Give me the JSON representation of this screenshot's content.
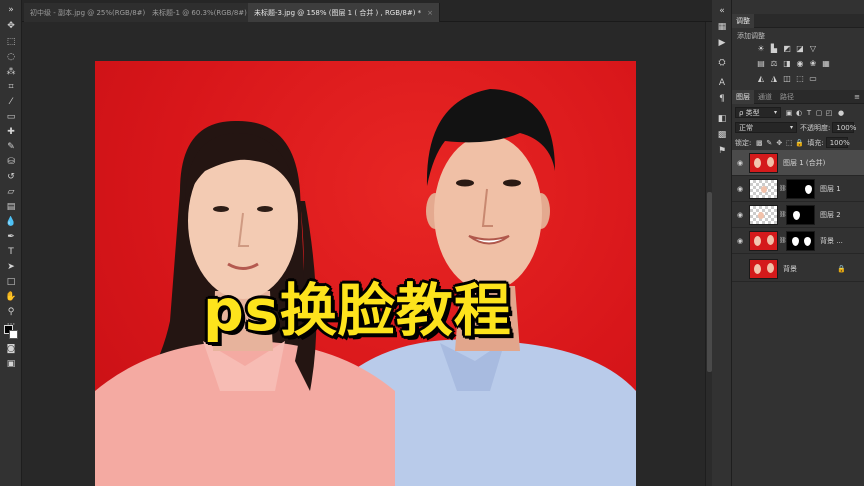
{
  "tabs": [
    {
      "label": "初中级 - 副本.jpg @ 25%(RGB/8#)",
      "close": "×",
      "active": false
    },
    {
      "label": "未标题-1 @ 60.3%(RGB/8#) *",
      "close": "×",
      "active": false
    },
    {
      "label": "未标题-3.jpg @ 158% (图层 1 ( 合并 ) , RGB/8#) *",
      "close": "×",
      "active": true
    }
  ],
  "canvas": {
    "overlay_text": "ps换脸教程"
  },
  "panels": {
    "adjust_tab": "调整",
    "adjust_add_label": "添加调整",
    "layers_tabs": [
      "图层",
      "通道",
      "路径"
    ],
    "filter_kind": "ρ 类型",
    "blend_mode": "正常",
    "opacity_label": "不透明度:",
    "opacity_value": "100%",
    "lock_label": "锁定:",
    "fill_label": "填充:",
    "fill_value": "100%",
    "layers": [
      {
        "name": "图层 1 (合并)",
        "selected": true
      },
      {
        "name": "图层 1",
        "selected": false
      },
      {
        "name": "图层 2",
        "selected": false
      },
      {
        "name": "背景 ...",
        "selected": false
      },
      {
        "name": "背景",
        "selected": false
      }
    ]
  },
  "icons": {
    "eye": "eye-icon",
    "lock": "lock-icon",
    "chain": "link-icon"
  }
}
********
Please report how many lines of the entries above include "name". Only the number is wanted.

5